by Jim Davies, 9/1/2010
The Tea Party, Glenn Beck and Sarah Palin pulled about 300,000 people to a rally on the D.C. Mall on Saturday, to express dissatisfaction with the FedGov, whose offices and monuments surrounded them. That's no mean feat; I congratulate them. It was the 47th anniversary of M L King's famous speech in the same place, and Beck did quite well, I thought, to continue King's tone: he, too, had a dream. A dream of "taking our country back" and of a country where "with a little push" (as he said in his broadcast two days later) people, who are "basically good" (he did get that right, though I wonder what happened to the Judeo-Christian doctrine of original sin) would be kindly one to another, rather than demanding government entitlements. In fact, orthodoxy aside, Beck's remarks made the occasion more like a religious revival than a political rally.

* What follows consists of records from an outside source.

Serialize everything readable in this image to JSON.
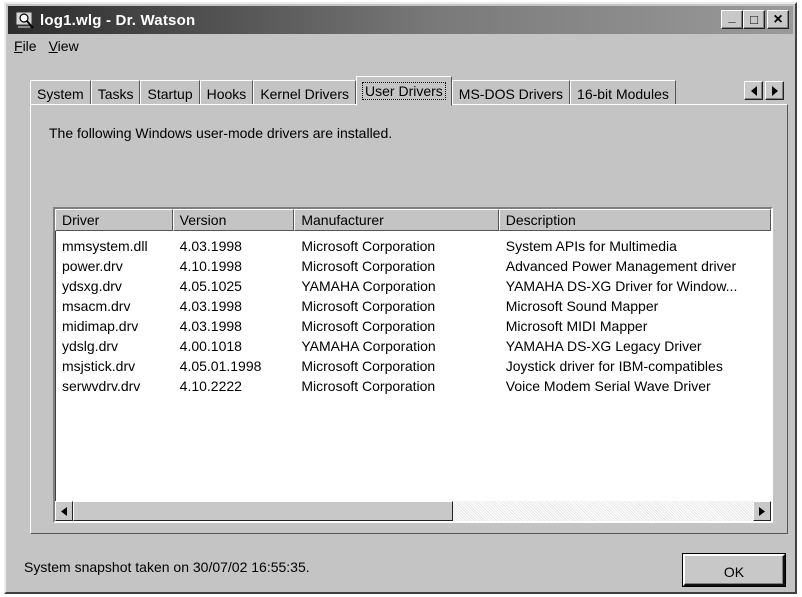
{
  "window": {
    "title": "log1.wlg - Dr. Watson",
    "minimize_glyph": "_",
    "maximize_glyph": "□",
    "close_glyph": "×"
  },
  "menu": {
    "file_label": "File",
    "view_label": "View"
  },
  "tabs": [
    {
      "label": "System"
    },
    {
      "label": "Tasks"
    },
    {
      "label": "Startup"
    },
    {
      "label": "Hooks"
    },
    {
      "label": "Kernel Drivers"
    },
    {
      "label": "User Drivers"
    },
    {
      "label": "MS-DOS Drivers"
    },
    {
      "label": "16-bit Modules"
    }
  ],
  "active_tab": "User Drivers",
  "panel": {
    "intro": "The following Windows user-mode drivers are installed."
  },
  "table": {
    "columns": [
      "Driver",
      "Version",
      "Manufacturer",
      "Description"
    ],
    "rows": [
      [
        "mmsystem.dll",
        "4.03.1998",
        "Microsoft Corporation",
        "System APIs for Multimedia"
      ],
      [
        "power.drv",
        "4.10.1998",
        "Microsoft Corporation",
        "Advanced Power Management driver"
      ],
      [
        "ydsxg.drv",
        "4.05.1025",
        "YAMAHA Corporation",
        "YAMAHA DS-XG Driver for Window..."
      ],
      [
        "msacm.drv",
        "4.03.1998",
        "Microsoft Corporation",
        "Microsoft Sound Mapper"
      ],
      [
        "midimap.drv",
        "4.03.1998",
        "Microsoft Corporation",
        "Microsoft MIDI Mapper"
      ],
      [
        "ydslg.drv",
        "4.00.1018",
        "YAMAHA Corporation",
        "YAMAHA DS-XG Legacy Driver"
      ],
      [
        "msjstick.drv",
        "4.05.01.1998",
        "Microsoft Corporation",
        "Joystick driver for IBM-compatibles"
      ],
      [
        "serwvdrv.drv",
        "4.10.2222",
        "Microsoft Corporation",
        "Voice Modem Serial Wave Driver"
      ]
    ]
  },
  "status": {
    "text": "System snapshot taken on 30/07/02 16:55:35."
  },
  "buttons": {
    "ok_label": "OK"
  },
  "icons": {
    "app": "dr-watson-icon",
    "tab_left": "arrow-left-icon",
    "tab_right": "arrow-right-icon",
    "scroll_left": "arrow-left-icon",
    "scroll_right": "arrow-right-icon"
  }
}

The Establishment media had no idea what to make of it, and that is a very good sign that it had merit. The talking heads couldn't figure out from whom the country was to be taken back, or by whom, or why; some thought it might have something to do with the Constitution, but one overpaid commentator told us that all Americans like the Constitution (actually, very few have even read it.) So Beck, Palin and the TPers confused the élite, and that's a job well done.
Tea Partygoers have made a good start, by vigorously asserting that things are askew. No cure is possible until the patient complains, and that needed step is being taken. I hope, though, that they will go a great deal further - by describing the symptoms more exactly, and then figuring out a rational cure. I hate to admit it, but the Establishment media do have some excuse; at present, the message emerging from the rally and the movement is confusing - even cacophonous.
Al Sharpton's view to the contrary, unfortunately the Rally speakers were not "anti-government" as far as I could tell. Palin spoke in praise of Lincoln, in front of his Memorial, yet he was the President with most American blood on his hands; half a million dead, just so he could prevent the Southern States seceding, something no clause of the Constitution forbade; in that, I see no shred of honor. Lincoln is the archetype of strong, central, ruthless government; yet folksy, "How’s that Hopey-Changey Thing Working Out for Ya?" Palin found in him only "honor" and said "behind [her stood] the towering presence of the Great Emancipator who secured our union at the moment of its most perilous time and freed those whose captivity was our greatest shame." Wrong! Emancipation was never Lincoln's war aim in 1861. Palin devoted the rest of her speech to moving accounts of heroism in current and recent US government wars, without a word to suggest they ought not to be taking place.
Sorry, Sarah; you can't wage war and at the same time oppose government. Those are mutually exclusive.